*What this task involves:* Please give the number of lines in the records below where the word "Alle" occurs, and nothing else.

*Extracted material:*
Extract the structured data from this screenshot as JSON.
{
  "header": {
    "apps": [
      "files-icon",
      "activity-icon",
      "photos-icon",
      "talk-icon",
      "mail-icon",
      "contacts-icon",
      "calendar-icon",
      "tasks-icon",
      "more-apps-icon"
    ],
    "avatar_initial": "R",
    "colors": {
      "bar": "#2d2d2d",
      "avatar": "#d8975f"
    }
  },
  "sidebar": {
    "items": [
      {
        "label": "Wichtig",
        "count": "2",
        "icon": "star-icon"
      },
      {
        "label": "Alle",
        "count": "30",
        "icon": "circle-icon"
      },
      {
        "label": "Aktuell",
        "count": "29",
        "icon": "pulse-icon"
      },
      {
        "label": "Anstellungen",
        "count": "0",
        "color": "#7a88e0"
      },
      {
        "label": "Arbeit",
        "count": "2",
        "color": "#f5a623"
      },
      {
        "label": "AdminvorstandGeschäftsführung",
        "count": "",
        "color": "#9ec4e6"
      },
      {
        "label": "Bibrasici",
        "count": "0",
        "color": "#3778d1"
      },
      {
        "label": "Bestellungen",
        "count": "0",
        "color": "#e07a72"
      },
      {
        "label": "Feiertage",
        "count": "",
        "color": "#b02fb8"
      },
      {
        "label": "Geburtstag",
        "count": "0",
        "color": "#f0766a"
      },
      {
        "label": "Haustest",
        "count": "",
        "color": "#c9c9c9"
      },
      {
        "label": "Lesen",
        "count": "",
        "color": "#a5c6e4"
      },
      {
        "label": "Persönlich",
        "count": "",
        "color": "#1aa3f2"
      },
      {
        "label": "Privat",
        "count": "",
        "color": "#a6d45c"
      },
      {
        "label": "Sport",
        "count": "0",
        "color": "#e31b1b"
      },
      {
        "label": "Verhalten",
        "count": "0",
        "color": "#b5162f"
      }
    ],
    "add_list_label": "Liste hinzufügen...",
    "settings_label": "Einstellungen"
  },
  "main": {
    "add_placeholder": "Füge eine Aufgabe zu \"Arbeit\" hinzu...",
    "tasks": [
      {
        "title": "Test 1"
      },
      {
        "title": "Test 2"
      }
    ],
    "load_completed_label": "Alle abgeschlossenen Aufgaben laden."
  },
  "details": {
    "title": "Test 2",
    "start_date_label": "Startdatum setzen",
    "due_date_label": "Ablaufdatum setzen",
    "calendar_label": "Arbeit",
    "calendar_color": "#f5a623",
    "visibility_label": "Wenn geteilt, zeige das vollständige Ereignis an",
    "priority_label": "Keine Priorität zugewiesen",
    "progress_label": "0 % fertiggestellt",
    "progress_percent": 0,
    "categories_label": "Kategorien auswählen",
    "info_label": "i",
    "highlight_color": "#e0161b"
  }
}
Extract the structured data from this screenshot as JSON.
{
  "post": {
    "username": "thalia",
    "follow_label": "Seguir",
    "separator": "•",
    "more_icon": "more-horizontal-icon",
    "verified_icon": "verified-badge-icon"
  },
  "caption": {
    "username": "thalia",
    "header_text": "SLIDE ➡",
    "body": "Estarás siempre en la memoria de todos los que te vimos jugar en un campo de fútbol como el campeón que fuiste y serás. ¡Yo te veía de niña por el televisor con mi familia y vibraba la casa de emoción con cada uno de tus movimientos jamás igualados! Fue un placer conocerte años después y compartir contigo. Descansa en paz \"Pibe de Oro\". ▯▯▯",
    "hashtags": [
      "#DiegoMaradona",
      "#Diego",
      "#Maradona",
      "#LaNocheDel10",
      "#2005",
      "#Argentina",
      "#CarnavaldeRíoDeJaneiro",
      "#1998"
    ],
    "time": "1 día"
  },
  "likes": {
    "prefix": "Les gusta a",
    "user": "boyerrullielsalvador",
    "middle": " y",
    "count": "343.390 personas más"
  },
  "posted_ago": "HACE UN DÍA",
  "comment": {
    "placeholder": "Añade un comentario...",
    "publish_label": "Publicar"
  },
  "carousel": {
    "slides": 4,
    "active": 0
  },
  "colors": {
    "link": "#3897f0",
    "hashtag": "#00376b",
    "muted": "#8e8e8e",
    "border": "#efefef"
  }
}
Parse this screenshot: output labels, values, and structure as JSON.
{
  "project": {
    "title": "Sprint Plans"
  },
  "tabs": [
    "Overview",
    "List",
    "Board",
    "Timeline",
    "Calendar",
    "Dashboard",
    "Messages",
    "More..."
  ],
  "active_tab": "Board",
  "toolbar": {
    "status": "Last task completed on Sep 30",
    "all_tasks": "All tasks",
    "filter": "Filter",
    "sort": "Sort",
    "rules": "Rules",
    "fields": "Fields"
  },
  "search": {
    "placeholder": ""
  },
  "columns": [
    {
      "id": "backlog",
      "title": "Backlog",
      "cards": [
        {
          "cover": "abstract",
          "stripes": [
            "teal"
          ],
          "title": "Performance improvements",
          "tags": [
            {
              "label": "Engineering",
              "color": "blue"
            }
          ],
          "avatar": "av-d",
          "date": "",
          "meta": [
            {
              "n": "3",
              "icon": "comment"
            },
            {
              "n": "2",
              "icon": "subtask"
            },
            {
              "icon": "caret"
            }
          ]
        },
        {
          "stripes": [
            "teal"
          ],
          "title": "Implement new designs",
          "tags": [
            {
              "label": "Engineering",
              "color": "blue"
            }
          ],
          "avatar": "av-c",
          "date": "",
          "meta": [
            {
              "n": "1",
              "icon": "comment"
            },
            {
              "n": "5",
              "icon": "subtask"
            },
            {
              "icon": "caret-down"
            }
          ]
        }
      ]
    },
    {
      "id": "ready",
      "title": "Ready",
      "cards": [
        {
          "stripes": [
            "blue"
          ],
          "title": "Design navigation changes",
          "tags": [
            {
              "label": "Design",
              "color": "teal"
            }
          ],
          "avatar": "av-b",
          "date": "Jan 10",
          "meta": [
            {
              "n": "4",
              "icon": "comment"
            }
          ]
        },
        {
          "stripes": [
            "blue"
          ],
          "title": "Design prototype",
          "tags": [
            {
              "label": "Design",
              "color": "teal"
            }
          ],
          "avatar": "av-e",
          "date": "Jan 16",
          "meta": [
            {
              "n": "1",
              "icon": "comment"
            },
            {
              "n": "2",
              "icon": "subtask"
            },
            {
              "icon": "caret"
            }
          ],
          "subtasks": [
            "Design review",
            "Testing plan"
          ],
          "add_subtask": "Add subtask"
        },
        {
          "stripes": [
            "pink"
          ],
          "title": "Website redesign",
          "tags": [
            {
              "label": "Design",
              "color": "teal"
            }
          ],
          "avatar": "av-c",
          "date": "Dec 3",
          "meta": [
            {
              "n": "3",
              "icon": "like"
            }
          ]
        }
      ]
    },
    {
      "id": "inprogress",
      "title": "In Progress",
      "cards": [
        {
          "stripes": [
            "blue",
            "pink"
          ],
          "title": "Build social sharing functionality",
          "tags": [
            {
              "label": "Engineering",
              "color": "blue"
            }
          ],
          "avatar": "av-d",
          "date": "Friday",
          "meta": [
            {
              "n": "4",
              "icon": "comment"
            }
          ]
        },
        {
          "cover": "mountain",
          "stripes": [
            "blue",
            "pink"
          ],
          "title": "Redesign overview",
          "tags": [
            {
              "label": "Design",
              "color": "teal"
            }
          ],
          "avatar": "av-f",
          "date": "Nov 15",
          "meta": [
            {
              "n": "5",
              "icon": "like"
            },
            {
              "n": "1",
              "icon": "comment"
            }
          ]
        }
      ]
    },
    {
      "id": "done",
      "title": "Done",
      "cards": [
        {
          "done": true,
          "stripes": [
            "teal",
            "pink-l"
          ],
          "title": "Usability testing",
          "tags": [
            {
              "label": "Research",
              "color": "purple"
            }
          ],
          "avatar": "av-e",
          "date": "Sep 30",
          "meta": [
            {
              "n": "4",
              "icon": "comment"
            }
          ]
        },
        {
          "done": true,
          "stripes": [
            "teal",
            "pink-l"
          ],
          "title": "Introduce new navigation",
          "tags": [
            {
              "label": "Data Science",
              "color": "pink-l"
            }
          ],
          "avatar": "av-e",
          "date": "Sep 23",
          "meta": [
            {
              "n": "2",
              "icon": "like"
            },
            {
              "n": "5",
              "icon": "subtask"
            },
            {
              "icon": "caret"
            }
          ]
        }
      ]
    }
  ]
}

*Solution to the exercise:* 2